It all begins with God — what we think about God shapes what we think about ourselves and those around us and our world. It begins with God. What is our “narrative” of God?
James Bryan Smith, in The Good and Beautiful God: Falling in Love With the God Jesus Knows (The Apprentice Series) is asking us to think about our narratives and the need to reshape our narratives with the narrative of Jesus.
One of those narratives is “God is holy.”
Declaring God’s love can be overdone, Smith states. God’s love doesn’t mean God permits sin. God, he says, “is a consuming fire” (Heb 12:29). Two dominant narratives are wrong:
God is wrathful and God does not care about sin. This angry-distant God narrative isn’t what Jesus teaches. H. Richard Niebuhr put the problem this way: “a God without wrath brought men without sin into a kingdom without judgment through the ministrations of a Christ without a Cross” (116).
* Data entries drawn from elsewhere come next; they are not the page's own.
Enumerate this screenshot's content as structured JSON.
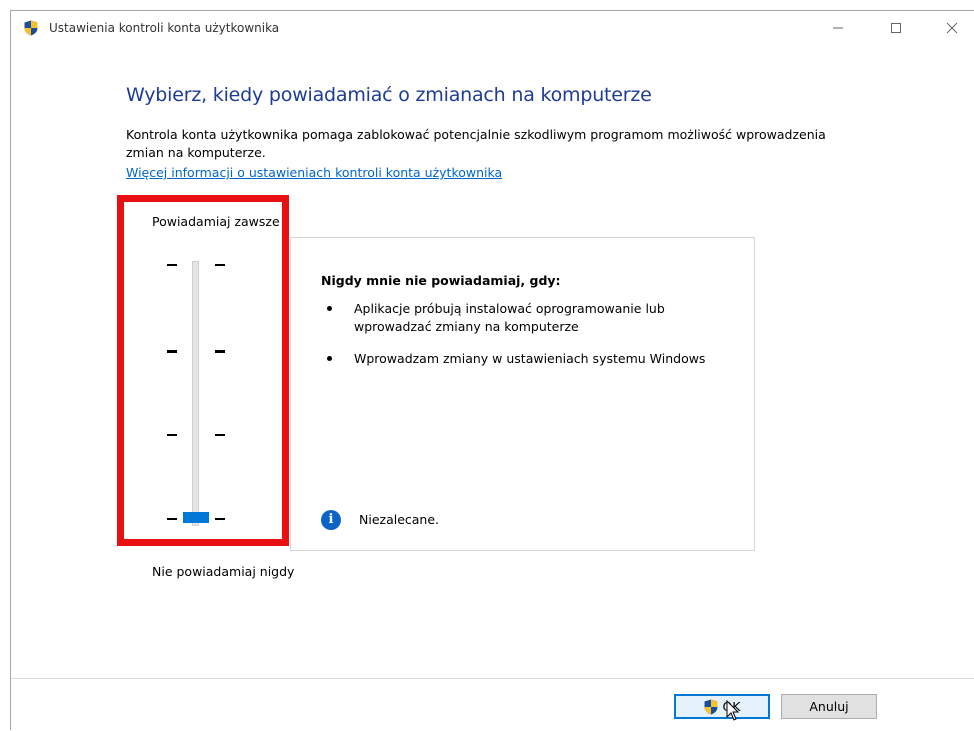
{
  "window": {
    "title": "Ustawienia kontroli konta użytkownika",
    "icon": "uac-shield-icon",
    "controls": [
      "minimize-icon",
      "maximize-icon",
      "close-icon"
    ]
  },
  "main": {
    "heading": "Wybierz, kiedy powiadamiać o zmianach na komputerze",
    "description": "Kontrola konta użytkownika pomaga zablokować potencjalnie szkodliwym programom możliwość wprowadzenia zmian na komputerze.",
    "more_info_link": "Więcej informacji o ustawieniach kontroli konta użytkownika"
  },
  "slider": {
    "top_label": "Powiadamiaj zawsze",
    "bottom_label": "Nie powiadamiaj nigdy",
    "levels": 4,
    "selected_level": 1,
    "accent_color": "#0078d7",
    "highlight_color": "#e81010"
  },
  "info_panel": {
    "title": "Nigdy mnie nie powiadamiaj, gdy:",
    "bullets": [
      "Aplikacje próbują instalować oprogramowanie lub wprowadzać zmiany na komputerze",
      "Wprowadzam zmiany w ustawieniach systemu Windows"
    ],
    "notice": "Niezalecane.",
    "notice_icon": "info-icon"
  },
  "footer": {
    "ok_label": "OK",
    "cancel_label": "Anuluj"
  },
  "colors": {
    "heading": "#1e3c96",
    "link": "#0066cc"
  }
}
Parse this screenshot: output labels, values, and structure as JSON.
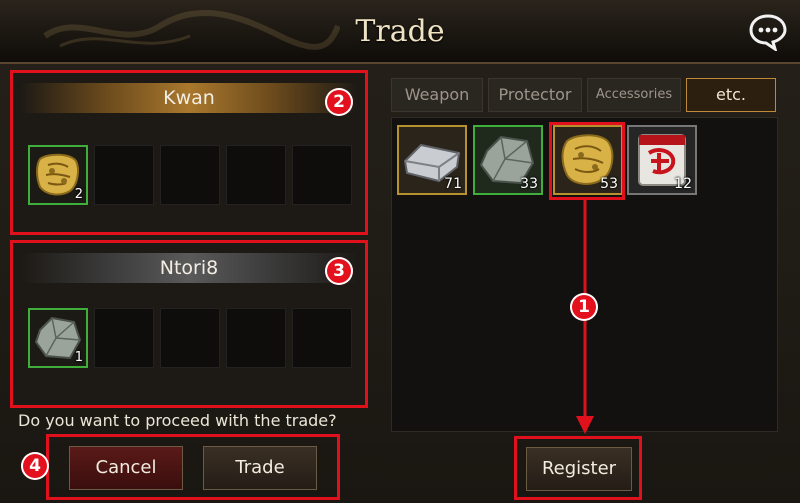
{
  "window": {
    "title": "Trade"
  },
  "traders": [
    {
      "name": "Kwan",
      "slots": [
        {
          "item": "gold-coin",
          "count": "2"
        }
      ]
    },
    {
      "name": "Ntori8",
      "slots": [
        {
          "item": "stone-ore",
          "count": "1"
        }
      ]
    }
  ],
  "prompt": "Do you want to proceed with the trade?",
  "buttons": {
    "cancel": "Cancel",
    "trade": "Trade",
    "register": "Register"
  },
  "tabs": [
    "Weapon",
    "Protector",
    "Accessories",
    "etc."
  ],
  "active_tab": "etc.",
  "inventory": [
    {
      "item": "silver-ingot",
      "count": "71"
    },
    {
      "item": "stone-ore",
      "count": "33"
    },
    {
      "item": "gold-coin",
      "count": "53"
    },
    {
      "item": "red-seal-scroll",
      "count": "12"
    }
  ],
  "callouts": [
    "1",
    "2",
    "3",
    "4"
  ],
  "colors": {
    "highlight": "#e0101c",
    "active_tab_border": "#bd8a3a",
    "slot_border": "#3fae3a"
  },
  "icons": [
    "chat-bubble-icon",
    "gold-coin-icon",
    "stone-ore-icon",
    "silver-ingot-icon",
    "red-seal-scroll-icon"
  ]
}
What has helped you get over the God-loves-me and winks-at-sin narrative about God and reality? What helps you keep God’s love and holiness in balance?
The teddy-bear God won’t do. God’s wrath, Smith argues, “is a beautiful part of the majesty and love of God” (117).
Wrath, for Jesus, is God’s right action. John 5:28; Matt 12:36-37; 16:27; Luke 21:23; John 3:36.
People, like Thomas Jefferson, like to clip out the parts of the Bible they don’t like. Smith says many clip out the wrath stuff. God’s love does not wax and wane like our emotions; God’s love is to will the good of humans. Wrath is not rage. Wrath is not passion but pathos, a determined decision of God that is rational. Wrath expresses God’s commitment to love, peace and justice. It is God’s verdict on evil.
Holiness is God’s essence. Love loves unto purity is the idea of holiness. Nor do we want an unholy, unwrathful God. Moral indifference will not do. This means, Smith states, that hell is necessary.
He finishes this with a soul training exercise on the need for margin in life.